For some of the adults they had supported as West Berkshire Council staff, nothing really changed, which was just what they needed.
“On a Friday we offer art classes in the morning and music in the afternoon, which we had always done,” Claud explains.
“For some of the people we managed to keep some consistency, which is really important.
“We set up with a mix of stuff we inherited and our redundancies paid for one minibus.
“We also got some support from West Berkshire Council in terms of funding and training, which was good."
The project is now able to offer a limited amount of transport to help ensure the people they help can attend certain activities, such as bowling.
“We are amongst the most community-based organisations,” Claud adds. “We have a handful of cars and minibuses now that we can use to get the people around.
“Sometimes it’s like a military operation to see everyone get out.
“We are virtually unchanged over the past 10 years though.

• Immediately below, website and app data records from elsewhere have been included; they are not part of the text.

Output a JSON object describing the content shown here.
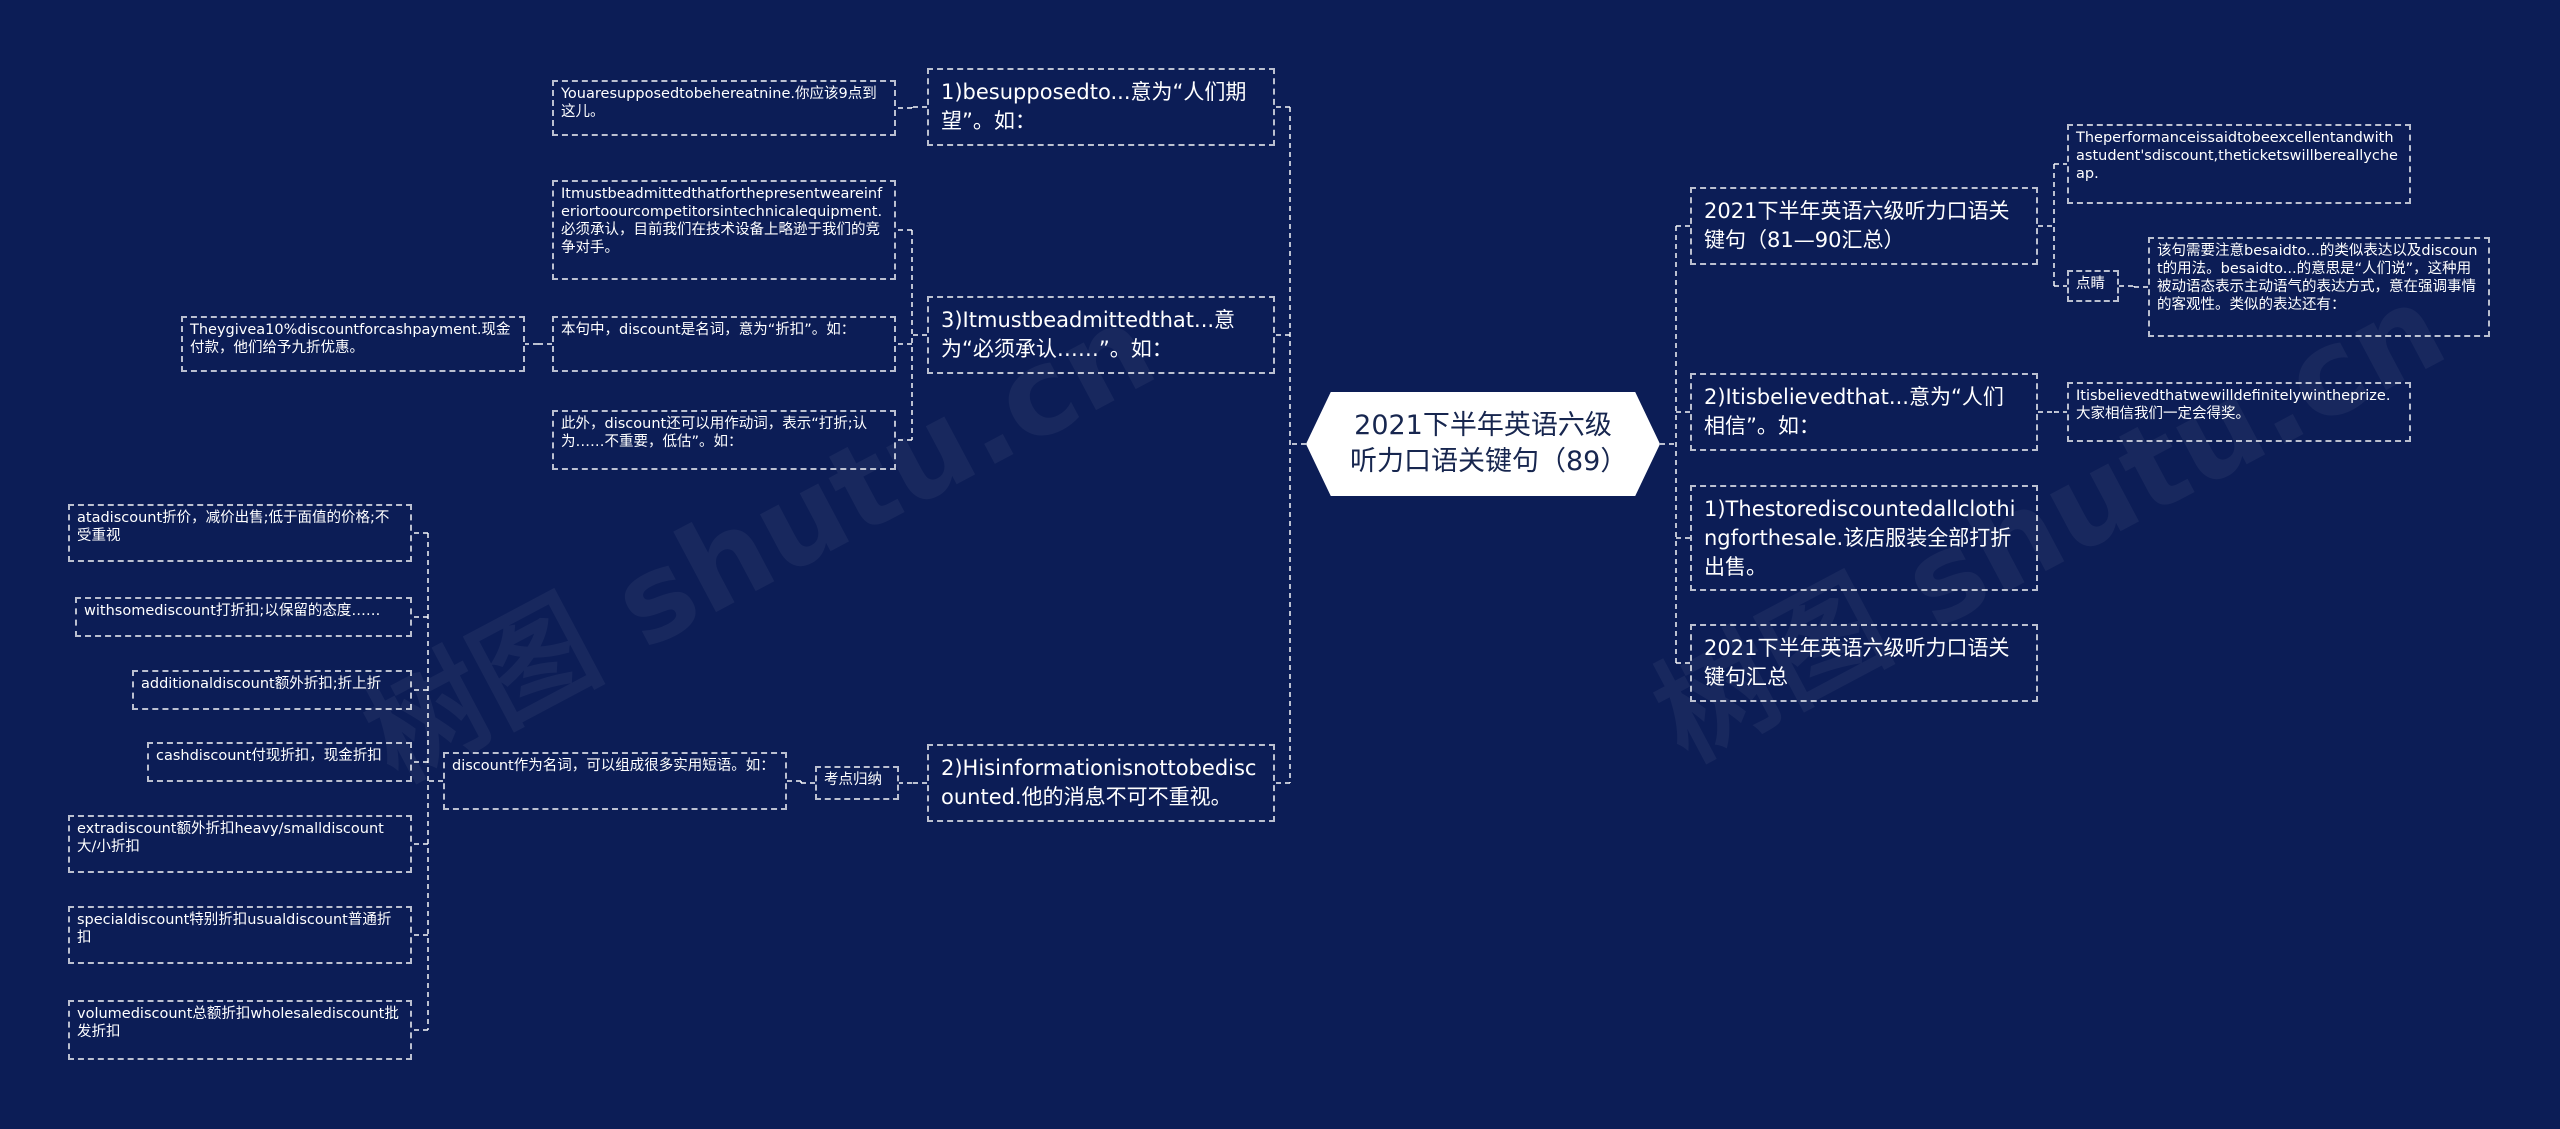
{
  "root": {
    "title": "2021下半年英语六级听力口语关键句（89）"
  },
  "watermark": "树图 shutu.cn",
  "right": {
    "b1": {
      "label": "2021下半年英语六级听力口语关键句（81—90汇总）",
      "c1": "Theperformanceissaidtobeexcellentandwithastudent'sdiscount,theticketswillbereallycheap.",
      "c2": "点睛",
      "c2_child": "该句需要注意besaidto...的类似表达以及discount的用法。besaidto...的意思是“人们说”，这种用被动语态表示主动语气的表达方式，意在强调事情的客观性。类似的表达还有："
    },
    "b2": {
      "label": "2)Itisbelievedthat...意为“人们相信”。如：",
      "c1": "Itisbelievedthatwewilldefinitelywintheprize.大家相信我们一定会得奖。"
    },
    "b3": {
      "label": "1)Thestorediscountedallclothingforthesale.该店服装全部打折出售。"
    },
    "b4": {
      "label": "2021下半年英语六级听力口语关键句汇总"
    }
  },
  "left": {
    "b1": {
      "label": "1)besupposedto...意为“人们期望”。如：",
      "c1": "Youaresupposedtobehereatnine.你应该9点到这儿。"
    },
    "b2": {
      "label": "3)Itmustbeadmittedthat...意为“必须承认……”。如：",
      "c1": "Itmustbeadmittedthatforthepresentweareinferiortoourcompetitorsintechnicalequipment.必须承认，目前我们在技术设备上略逊于我们的竞争对手。",
      "c2": "本句中，discount是名词，意为“折扣”。如：",
      "c2_child": "Theygivea10%discountforcashpayment.现金付款，他们给予九折优惠。",
      "c3": "此外，discount还可以用作动词，表示“打折;认为……不重要，低估”。如："
    },
    "b3": {
      "label": "2)Hisinformationisnottobediscounted.他的消息不可不重视。",
      "c1": "考点归纳",
      "c1_child": "discount作为名词，可以组成很多实用短语。如：",
      "phrases": [
        "atadiscount折价，减价出售;低于面值的价格;不受重视",
        "withsomediscount打折扣;以保留的态度……",
        "additionaldiscount额外折扣;折上折",
        "cashdiscount付现折扣，现金折扣",
        "extradiscount额外折扣heavy/smalldiscount大/小折扣",
        "specialdiscount特别折扣usualdiscount普通折扣",
        "volumediscount总额折扣wholesalediscount批发折扣"
      ]
    }
  }
}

We had a vision and we got that quite quickly and have stuck to that.
“There’s not a lot of room to grow in size as there is roughly the same number of people in the community who need your services every year.”

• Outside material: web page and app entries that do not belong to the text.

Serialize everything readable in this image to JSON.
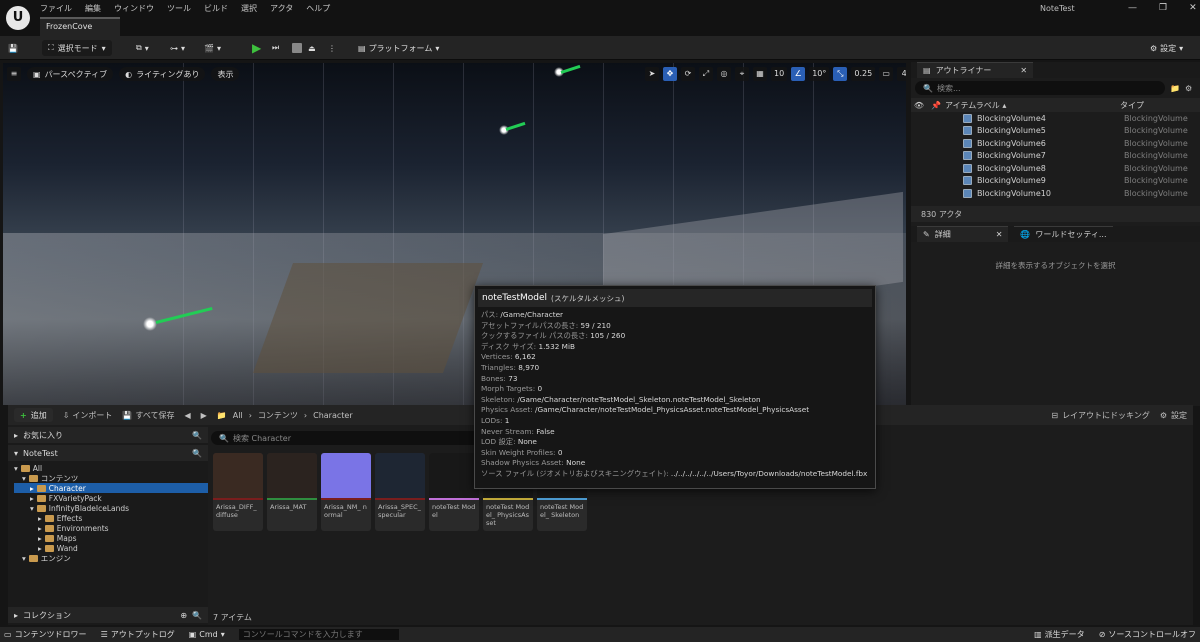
{
  "app": {
    "tab": "FrozenCove",
    "project": "NoteTest",
    "logo": "U"
  },
  "menu": [
    "ファイル",
    "編集",
    "ウィンドウ",
    "ツール",
    "ビルド",
    "選択",
    "アクタ",
    "ヘルプ"
  ],
  "toolbar": {
    "select_mode": "選択モード",
    "platform": "プラットフォーム",
    "settings": "設定"
  },
  "viewport": {
    "perspective": "パースペクティブ",
    "lighting": "ライティングあり",
    "show": "表示",
    "grid_size": "10",
    "rotation": "10°",
    "scale": "0.25",
    "camera_speed": "4"
  },
  "outliner": {
    "title": "アウトライナー",
    "search_placeholder": "検索...",
    "col_label": "アイテムラベル",
    "col_type": "タイプ",
    "rows": [
      {
        "label": "BlockingVolume4",
        "type": "BlockingVolume"
      },
      {
        "label": "BlockingVolume5",
        "type": "BlockingVolume"
      },
      {
        "label": "BlockingVolume6",
        "type": "BlockingVolume"
      },
      {
        "label": "BlockingVolume7",
        "type": "BlockingVolume"
      },
      {
        "label": "BlockingVolume8",
        "type": "BlockingVolume"
      },
      {
        "label": "BlockingVolume9",
        "type": "BlockingVolume"
      },
      {
        "label": "BlockingVolume10",
        "type": "BlockingVolume"
      }
    ],
    "count": "830 アクタ"
  },
  "details": {
    "tab1": "詳細",
    "tab2": "ワールドセッティ...",
    "empty": "詳細を表示するオブジェクトを選択"
  },
  "content": {
    "add": "追加",
    "import": "インポート",
    "save_all": "すべて保存",
    "path": [
      "All",
      "コンテンツ",
      "Character"
    ],
    "dock": "レイアウトにドッキング",
    "settings": "設定",
    "favorites": "お気に入り",
    "project": "NoteTest",
    "search_placeholder": "検索 Character",
    "collections": "コレクション",
    "item_count": "7 アイテム",
    "tree": [
      {
        "label": "All",
        "depth": 0
      },
      {
        "label": "コンテンツ",
        "depth": 1
      },
      {
        "label": "Character",
        "depth": 2,
        "selected": true
      },
      {
        "label": "FXVarietyPack",
        "depth": 2
      },
      {
        "label": "InfinityBladeIceLands",
        "depth": 2
      },
      {
        "label": "Effects",
        "depth": 3
      },
      {
        "label": "Environments",
        "depth": 3
      },
      {
        "label": "Maps",
        "depth": 3
      },
      {
        "label": "Wand",
        "depth": 3
      },
      {
        "label": "エンジン",
        "depth": 1
      }
    ],
    "assets": [
      {
        "label": "Arissa_DIFF_ diffuse",
        "thumb": "#3a2a22",
        "bar": "#7a1d1d"
      },
      {
        "label": "Arissa_MAT",
        "thumb": "#2b231f",
        "bar": "#2f8d3f"
      },
      {
        "label": "Arissa_NM_ normal",
        "thumb": "#7a74e6",
        "bar": "#7a1d1d"
      },
      {
        "label": "Arissa_SPEC_ specular",
        "thumb": "#1e2633",
        "bar": "#7a1d1d"
      },
      {
        "label": "noteTest Model",
        "thumb": "#181818",
        "bar": "#c070d8"
      },
      {
        "label": "noteTest Model_ PhysicsAsset",
        "thumb": "#181818",
        "bar": "#c8b03c"
      },
      {
        "label": "noteTest Model_ Skeleton",
        "thumb": "#181818",
        "bar": "#4fa0d8"
      }
    ]
  },
  "tooltip": {
    "title": "noteTestModel",
    "subtitle": "(スケルタルメッシュ)",
    "rows": [
      {
        "k": "パス:",
        "v": "/Game/Character"
      },
      {
        "k": "アセットファイルパスの長さ:",
        "v": "59 / 210"
      },
      {
        "k": "クックするファイル パスの長さ:",
        "v": "105 / 260"
      },
      {
        "k": "ディスク サイズ:",
        "v": "1.532 MiB"
      },
      {
        "k": "Vertices:",
        "v": "6,162"
      },
      {
        "k": "Triangles:",
        "v": "8,970"
      },
      {
        "k": "Bones:",
        "v": "73"
      },
      {
        "k": "Morph Targets:",
        "v": "0"
      },
      {
        "k": "Skeleton:",
        "v": "/Game/Character/noteTestModel_Skeleton.noteTestModel_Skeleton"
      },
      {
        "k": "Physics Asset:",
        "v": "/Game/Character/noteTestModel_PhysicsAsset.noteTestModel_PhysicsAsset"
      },
      {
        "k": "LODs:",
        "v": "1"
      },
      {
        "k": "Never Stream:",
        "v": "False"
      },
      {
        "k": "LOD 設定:",
        "v": "None"
      },
      {
        "k": "Skin Weight Profiles:",
        "v": "0"
      },
      {
        "k": "Shadow Physics Asset:",
        "v": "None"
      },
      {
        "k": "ソース ファイル (ジオメトリおよびスキニングウェイト):",
        "v": "../../../../../../Users/Toyor/Downloads/noteTestModel.fbx"
      }
    ]
  },
  "statusbar": {
    "drawer": "コンテンツドロワー",
    "output": "アウトプットログ",
    "cmd": "Cmd",
    "cmd_placeholder": "コンソールコマンドを入力します",
    "derived": "派生データ",
    "source_control": "ソースコントロールオフ"
  }
}
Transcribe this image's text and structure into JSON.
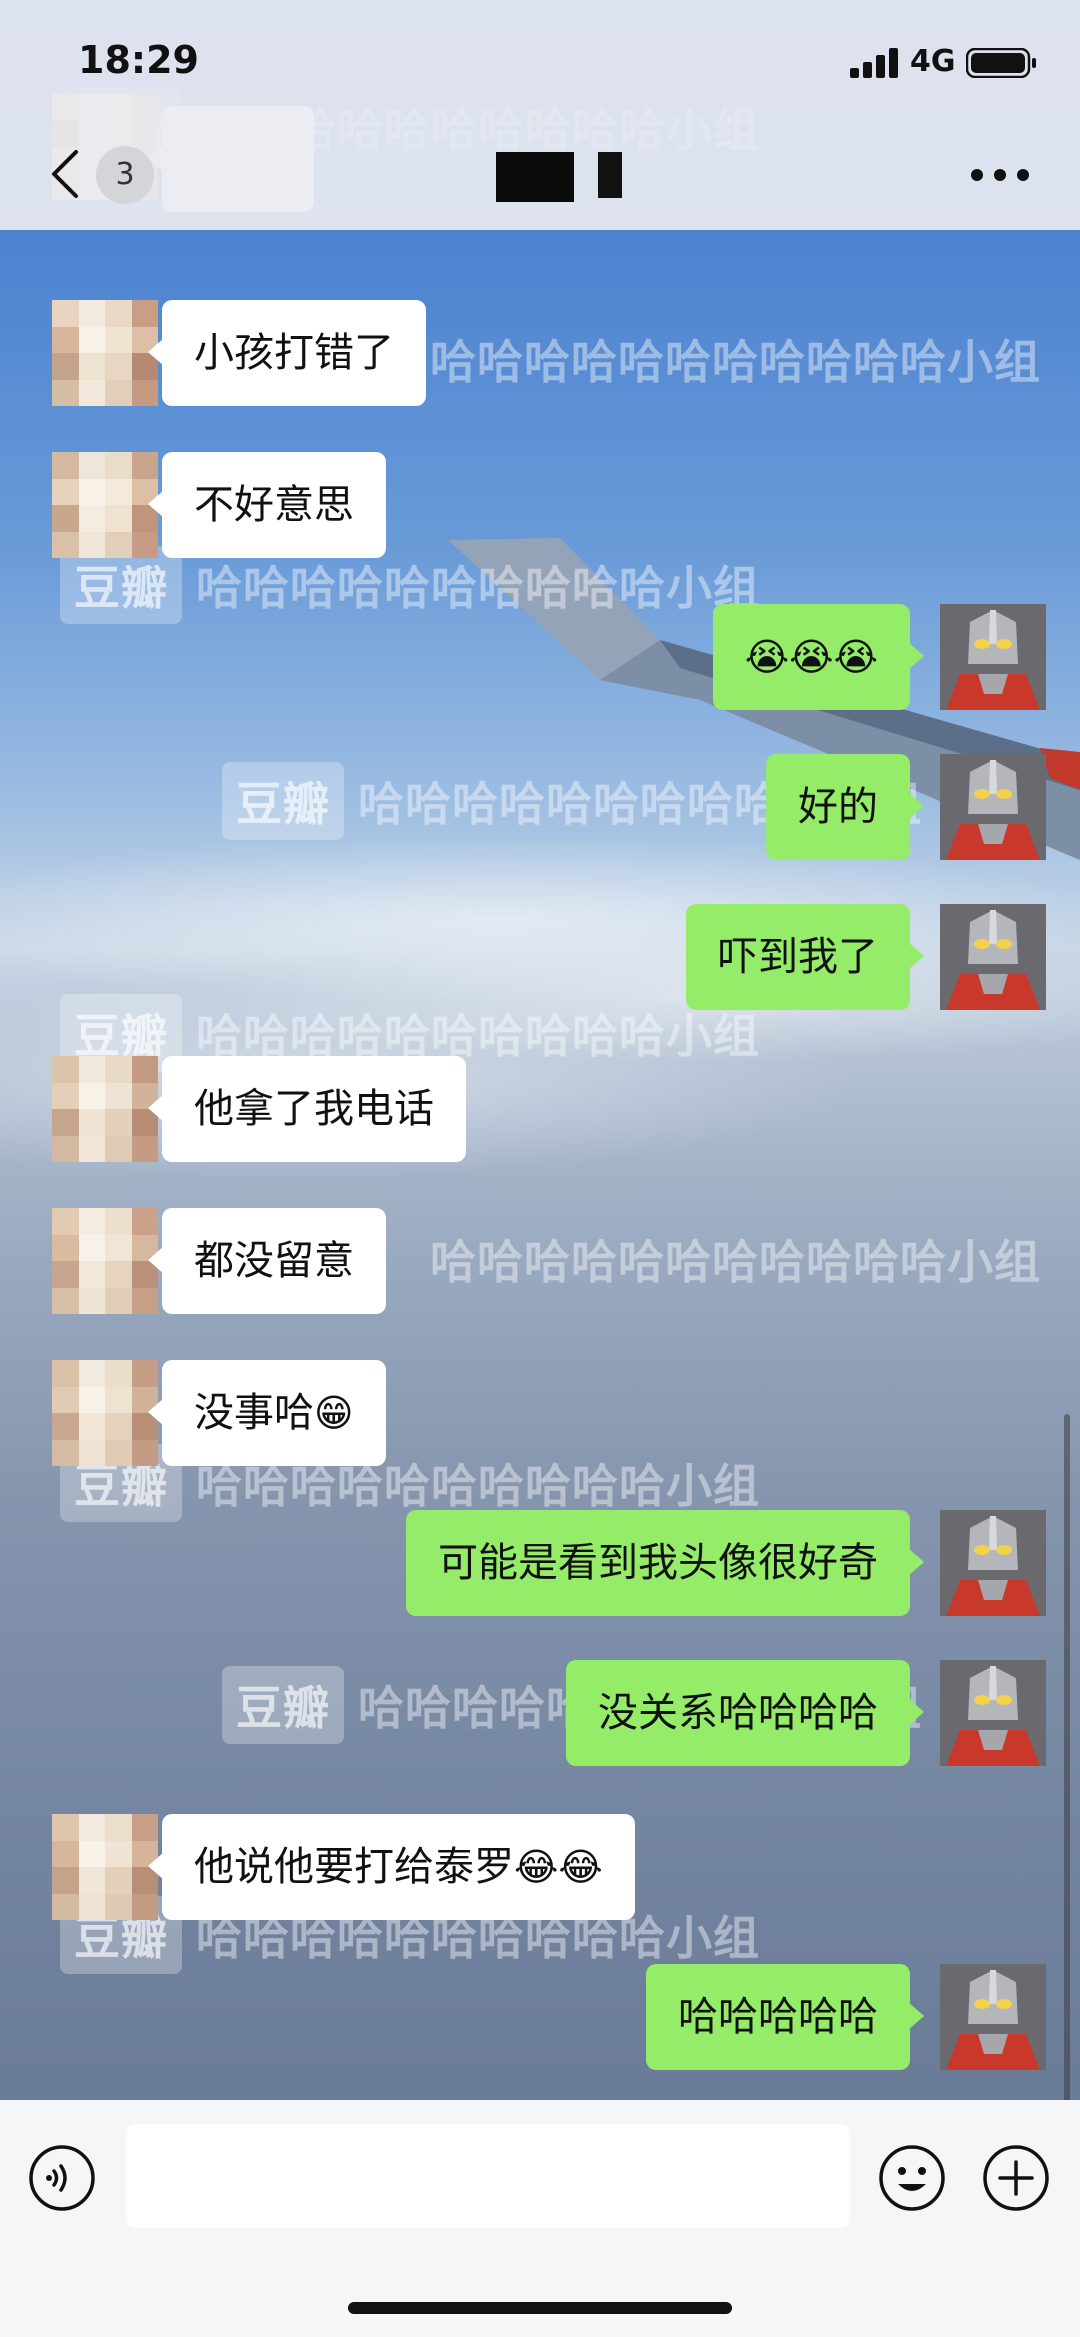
{
  "status_bar": {
    "time": "18:29",
    "network": "4G",
    "icons": [
      "signal-icon",
      "battery-icon"
    ]
  },
  "nav": {
    "unread_count": "3",
    "icons": [
      "back-arrow-icon",
      "more-dots-icon"
    ]
  },
  "watermark": {
    "logo": "豆瓣",
    "text": "哈哈哈哈哈哈哈哈哈哈小组",
    "text_long": "哈哈哈哈哈哈哈哈哈哈哈小组"
  },
  "messages": [
    {
      "side": "left",
      "text": "小孩打错了"
    },
    {
      "side": "left",
      "text": "不好意思"
    },
    {
      "side": "right",
      "text": "",
      "emoji": "😭😭😭"
    },
    {
      "side": "right",
      "text": "好的"
    },
    {
      "side": "right",
      "text": "吓到我了"
    },
    {
      "side": "left",
      "text": "他拿了我电话"
    },
    {
      "side": "left",
      "text": "都没留意"
    },
    {
      "side": "left",
      "text": "没事哈",
      "emoji": "😁"
    },
    {
      "side": "right",
      "text": "可能是看到我头像很好奇"
    },
    {
      "side": "right",
      "text": "没关系哈哈哈哈"
    },
    {
      "side": "left",
      "text": "他说他要打给泰罗",
      "emoji": "😂😂"
    },
    {
      "side": "right",
      "text": "哈哈哈哈哈"
    }
  ],
  "input": {
    "placeholder": "",
    "icons": [
      "voice-icon",
      "emoji-icon",
      "plus-icon"
    ]
  },
  "colors": {
    "bubble_mine": "#95ec69",
    "bubble_theirs": "#ffffff",
    "header_bg": "#eaecf1"
  }
}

But they were forced to alter the way they worked – as the whole world was – over the past two years.
Claud is clearly relieved when he says that every one of their clients is happy again now, but he admits navigating the Covid pandemic hasn’t been easy.
“One of the challenges is to provide consistency and routine,” he adds. “We have responded to the needs of the group. Social media, for example, has become more important.
“We have had a long-standing photography group and over time it has become more about mobile phones and social media.
“There’s always something new coming in. This year we have got a circus skills group starting.
“We are also looking at foraging workshops this year too. It’s a reason to engage in the environment around us.
“The workshops are important to retain a connection to the local community; it’s really important for us to mesh in with the local community.
“That is part of our duty as carers. And for us that’s about getting out to the library or a café.”
The Yume Project has a team of 10 carers and supports around 40 people, with groups of between 12 and 20 people attending its sessions.
It is chiefly funded by the local authority – through payments for an individual’s care needs – which has helped ensure the organisation hasn’t been as vulnerable as some during the pandemic.
“We do have to fundraise ourselves too,” Claud adds. “We need to be able to pay for the extra workshops and treats.”
Coronavirus threw up a number of huge issues for the project to deal with too.
“Covid has had an impact,” says 47-year-old project manager Claud. “There was two years of providing an odd product and needs changed.
“We did operate throughout but we couldn’t run regular sessions.
“Central government said we were to do whatever it took to keep people safe so we kept a very minimal service going for those who needed something. There was no model in the beginning.
“There were just two weeks throughout the whole pandemic where we shut.
“We switched to doorstep visits and went on Zoom. It has been horrendous because our clients just didn’t understand isolating and mask wearing.”
He said everyone at the Yume Project was “very relieved to get back” to running in person sessions as soon as regulations allowed.
“We have relaxed a great many measures but we still have masks on minibuses and staff take lft tests every day [this interview was conducted before the end of free testing in England],” he says.
“We do temperature testing every day and hand washing and hand sanitising is all done regularly still too.”
The pandemic may be causing less worry these days, but it has been replaced by the uncertainty of fuel prices and Claud admits they are closely monitoring when they fill up the minibuses.
“We are short staffed at the moment, as always, but we’re not as bad as some other providers,” Claud says.
“It was a lot of fun before the pandemic. I am keen to see that come back now.”